Without any pictures, copy the records below once more, exactly as they are.

- - - - -

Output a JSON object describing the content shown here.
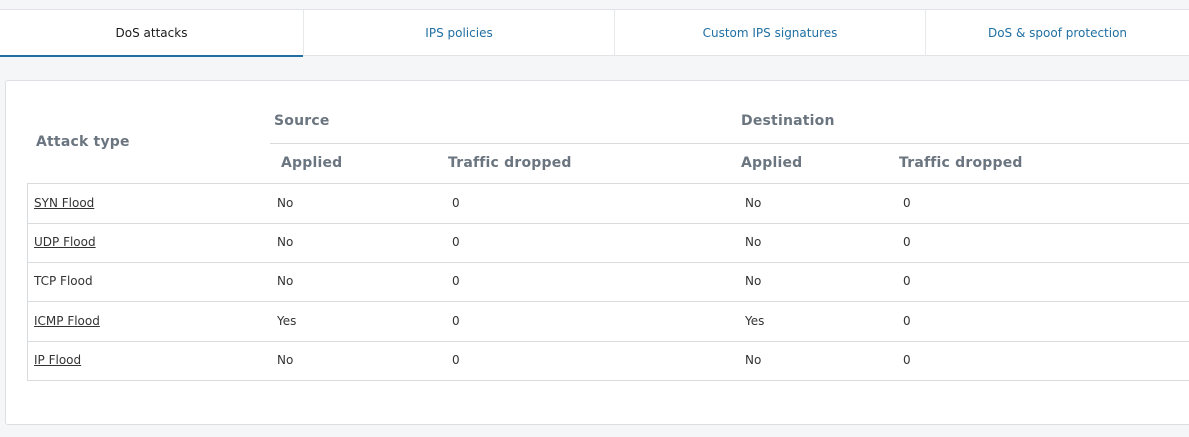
{
  "tabs": [
    {
      "label": "DoS attacks",
      "active": true
    },
    {
      "label": "IPS policies",
      "active": false
    },
    {
      "label": "Custom IPS signatures",
      "active": false
    },
    {
      "label": "DoS & spoof protection",
      "active": false
    }
  ],
  "table": {
    "header": {
      "attack_type": "Attack type",
      "source": "Source",
      "destination": "Destination",
      "source_applied": "Applied",
      "source_dropped": "Traffic dropped",
      "dest_applied": "Applied",
      "dest_dropped": "Traffic dropped"
    },
    "rows": [
      {
        "attack": "SYN Flood",
        "link": true,
        "src_applied": "No",
        "src_dropped": "0",
        "dst_applied": "No",
        "dst_dropped": "0"
      },
      {
        "attack": "UDP Flood",
        "link": true,
        "src_applied": "No",
        "src_dropped": "0",
        "dst_applied": "No",
        "dst_dropped": "0"
      },
      {
        "attack": "TCP Flood",
        "link": false,
        "src_applied": "No",
        "src_dropped": "0",
        "dst_applied": "No",
        "dst_dropped": "0"
      },
      {
        "attack": "ICMP Flood",
        "link": true,
        "src_applied": "Yes",
        "src_dropped": "0",
        "dst_applied": "Yes",
        "dst_dropped": "0"
      },
      {
        "attack": "IP Flood",
        "link": true,
        "src_applied": "No",
        "src_dropped": "0",
        "dst_applied": "No",
        "dst_dropped": "0"
      }
    ]
  },
  "colors": {
    "accent": "#1f6fa3",
    "header_text": "#6b7580"
  }
}
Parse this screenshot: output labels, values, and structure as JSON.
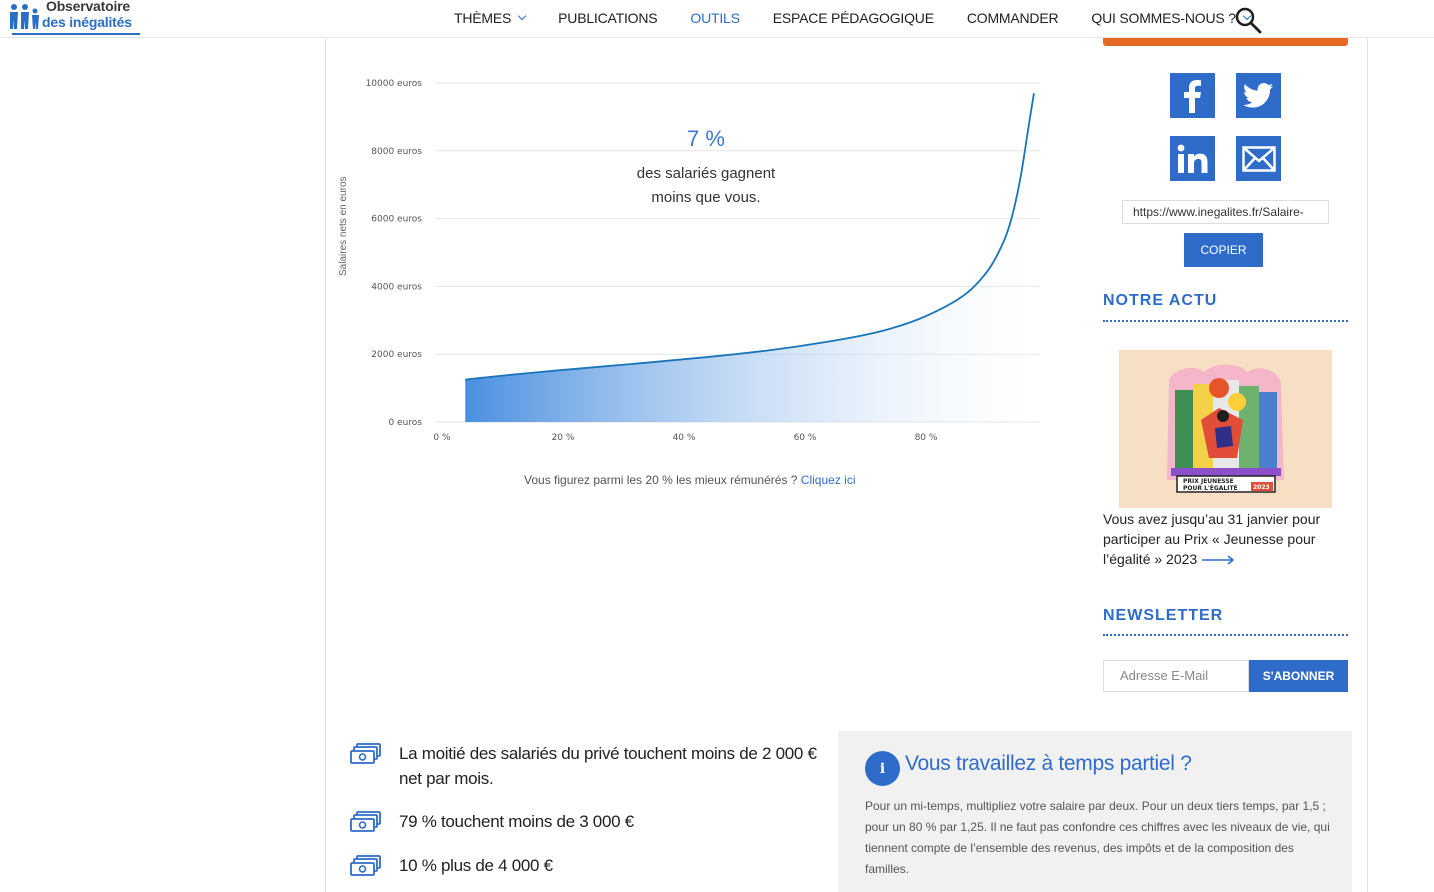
{
  "header": {
    "logo_line1": "Observatoire",
    "logo_line2": "des inégalités",
    "nav": [
      {
        "label": "THÈMES",
        "has_dropdown": true
      },
      {
        "label": "PUBLICATIONS",
        "has_dropdown": false
      },
      {
        "label": "OUTILS",
        "has_dropdown": false,
        "active": true
      },
      {
        "label": "ESPACE PÉDAGOGIQUE",
        "has_dropdown": false
      },
      {
        "label": "COMMANDER",
        "has_dropdown": false
      },
      {
        "label": "QUI SOMMES-NOUS ?",
        "has_dropdown": true
      }
    ],
    "search_icon": "search-icon"
  },
  "chart": {
    "percent": "7 %",
    "caption_line1": "des salariés gagnent",
    "caption_line2": "moins que vous.",
    "below_text": "Vous figurez parmi les 20 % les mieux rémunérés ? ",
    "below_link": "Cliquez ici"
  },
  "chart_data": {
    "type": "area",
    "ylabel": "Salaires nets en euros",
    "ylim": [
      0,
      10000
    ],
    "xlim": [
      0,
      100
    ],
    "y_ticks": [
      "0 euros",
      "2000 euros",
      "4000 euros",
      "6000 euros",
      "8000 euros",
      "10000 euros"
    ],
    "y_tick_values": [
      0,
      2000,
      4000,
      6000,
      8000,
      10000
    ],
    "x_ticks": [
      "0 %",
      "20 %",
      "40 %",
      "60 %",
      "80 %"
    ],
    "x_tick_values": [
      0,
      20,
      40,
      60,
      80
    ],
    "x": [
      5,
      10,
      20,
      30,
      40,
      50,
      60,
      70,
      75,
      80,
      85,
      88,
      90,
      92,
      94,
      95,
      96,
      97,
      98,
      99
    ],
    "values": [
      1250,
      1350,
      1520,
      1670,
      1830,
      2000,
      2220,
      2520,
      2730,
      3020,
      3450,
      3800,
      4150,
      4600,
      5300,
      5800,
      6500,
      7400,
      8600,
      9700
    ],
    "grid": true,
    "colors": {
      "line": "#1a74b8",
      "fill_start": "#4a8fe0",
      "fill_end": "#ffffff"
    }
  },
  "sidebar": {
    "social": [
      {
        "name": "facebook-icon"
      },
      {
        "name": "twitter-icon"
      },
      {
        "name": "linkedin-icon"
      },
      {
        "name": "mail-icon"
      }
    ],
    "url": "https://www.inegalites.fr/Salaire-",
    "copy_label": "COPIER",
    "actu_title": "NOTRE ACTU",
    "actu_text": "Vous avez jusqu’au 31 janvier pour participer au Prix « Jeunesse pour l’égalité » 2023",
    "actu_image_lines": [
      "PRIX JEUNESSE",
      "POUR L'ÉGALITÉ",
      "2023"
    ],
    "newsletter_title": "NEWSLETTER",
    "email_placeholder": "Adresse E-Mail",
    "subscribe_label": "S'ABONNER"
  },
  "stats": [
    "La moitié des salariés du privé touchent moins de 2 000 € net par mois.",
    "79 % touchent moins de 3 000 €",
    "10 % plus de 4 000 €"
  ],
  "info": {
    "icon": "i",
    "title": "Vous travaillez à temps partiel ?",
    "text": "Pour un mi-temps, multipliez votre salaire par deux. Pour un deux tiers temps, par 1,5 ; pour un 80 % par 1,25. Il ne faut pas confondre ces chiffres avec les niveaux de vie, qui tiennent compte de l’ensemble des revenus, des impôts et de la composition des familles."
  },
  "colors": {
    "accent": "#2f6cc9",
    "orange": "#e66a26",
    "info_bg": "#f1f1f1"
  }
}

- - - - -

→ The answer
Output a JSON object describing the content shown here.
{
  "tabs": [
    {
      "label": "DoS attacks",
      "active": true
    },
    {
      "label": "IPS policies",
      "active": false
    },
    {
      "label": "Custom IPS signatures",
      "active": false
    },
    {
      "label": "DoS & spoof protection",
      "active": false
    }
  ],
  "table": {
    "header": {
      "attack_type": "Attack type",
      "source": "Source",
      "destination": "Destination",
      "source_applied": "Applied",
      "source_dropped": "Traffic dropped",
      "dest_applied": "Applied",
      "dest_dropped": "Traffic dropped"
    },
    "rows": [
      {
        "attack": "SYN Flood",
        "link": true,
        "src_applied": "No",
        "src_dropped": "0",
        "dst_applied": "No",
        "dst_dropped": "0"
      },
      {
        "attack": "UDP Flood",
        "link": true,
        "src_applied": "No",
        "src_dropped": "0",
        "dst_applied": "No",
        "dst_dropped": "0"
      },
      {
        "attack": "TCP Flood",
        "link": false,
        "src_applied": "No",
        "src_dropped": "0",
        "dst_applied": "No",
        "dst_dropped": "0"
      },
      {
        "attack": "ICMP Flood",
        "link": true,
        "src_applied": "Yes",
        "src_dropped": "0",
        "dst_applied": "Yes",
        "dst_dropped": "0"
      },
      {
        "attack": "IP Flood",
        "link": true,
        "src_applied": "No",
        "src_dropped": "0",
        "dst_applied": "No",
        "dst_dropped": "0"
      }
    ]
  },
  "colors": {
    "accent": "#1f6fa3",
    "header_text": "#6b7580"
  }
}
Parse this screenshot: output labels, values, and structure as JSON.
{
  "header": {
    "logo_line1": "Observatoire",
    "logo_line2": "des inégalités",
    "nav": [
      {
        "label": "THÈMES",
        "has_dropdown": true
      },
      {
        "label": "PUBLICATIONS",
        "has_dropdown": false
      },
      {
        "label": "OUTILS",
        "has_dropdown": false,
        "active": true
      },
      {
        "label": "ESPACE PÉDAGOGIQUE",
        "has_dropdown": false
      },
      {
        "label": "COMMANDER",
        "has_dropdown": false
      },
      {
        "label": "QUI SOMMES-NOUS ?",
        "has_dropdown": true
      }
    ],
    "search_icon": "search-icon"
  },
  "chart": {
    "percent": "7 %",
    "caption_line1": "des salariés gagnent",
    "caption_line2": "moins que vous.",
    "below_text": "Vous figurez parmi les 20 % les mieux rémunérés ? ",
    "below_link": "Cliquez ici"
  },
  "chart_data": {
    "type": "area",
    "ylabel": "Salaires nets en euros",
    "ylim": [
      0,
      10000
    ],
    "xlim": [
      0,
      100
    ],
    "y_ticks": [
      "0 euros",
      "2000 euros",
      "4000 euros",
      "6000 euros",
      "8000 euros",
      "10000 euros"
    ],
    "y_tick_values": [
      0,
      2000,
      4000,
      6000,
      8000,
      10000
    ],
    "x_ticks": [
      "0 %",
      "20 %",
      "40 %",
      "60 %",
      "80 %"
    ],
    "x_tick_values": [
      0,
      20,
      40,
      60,
      80
    ],
    "x": [
      5,
      10,
      20,
      30,
      40,
      50,
      60,
      70,
      75,
      80,
      85,
      88,
      90,
      92,
      94,
      95,
      96,
      97,
      98,
      99
    ],
    "values": [
      1250,
      1350,
      1520,
      1670,
      1830,
      2000,
      2220,
      2520,
      2730,
      3020,
      3450,
      3800,
      4150,
      4600,
      5300,
      5800,
      6500,
      7400,
      8600,
      9700
    ],
    "grid": true,
    "colors": {
      "line": "#1a74b8",
      "fill_start": "#4a8fe0",
      "fill_end": "#ffffff"
    }
  },
  "sidebar": {
    "social": [
      {
        "name": "facebook-icon"
      },
      {
        "name": "twitter-icon"
      },
      {
        "name": "linkedin-icon"
      },
      {
        "name": "mail-icon"
      }
    ],
    "url": "https://www.inegalites.fr/Salaire-",
    "copy_label": "COPIER",
    "actu_title": "NOTRE ACTU",
    "actu_text": "Vous avez jusqu’au 31 janvier pour participer au Prix « Jeunesse pour l’égalité » 2023",
    "actu_image_lines": [
      "PRIX JEUNESSE",
      "POUR L'ÉGALITÉ",
      "2023"
    ],
    "newsletter_title": "NEWSLETTER",
    "email_placeholder": "Adresse E-Mail",
    "subscribe_label": "S'ABONNER"
  },
  "stats": [
    "La moitié des salariés du privé touchent moins de 2 000 € net par mois.",
    "79 % touchent moins de 3 000 €",
    "10 % plus de 4 000 €"
  ],
  "info": {
    "icon": "i",
    "title": "Vous travaillez à temps partiel ?",
    "text": "Pour un mi-temps, multipliez votre salaire par deux. Pour un deux tiers temps, par 1,5 ; pour un 80 % par 1,25. Il ne faut pas confondre ces chiffres avec les niveaux de vie, qui tiennent compte de l’ensemble des revenus, des impôts et de la composition des familles."
  },
  "colors": {
    "accent": "#2f6cc9",
    "orange": "#e66a26",
    "info_bg": "#f1f1f1"
  }
}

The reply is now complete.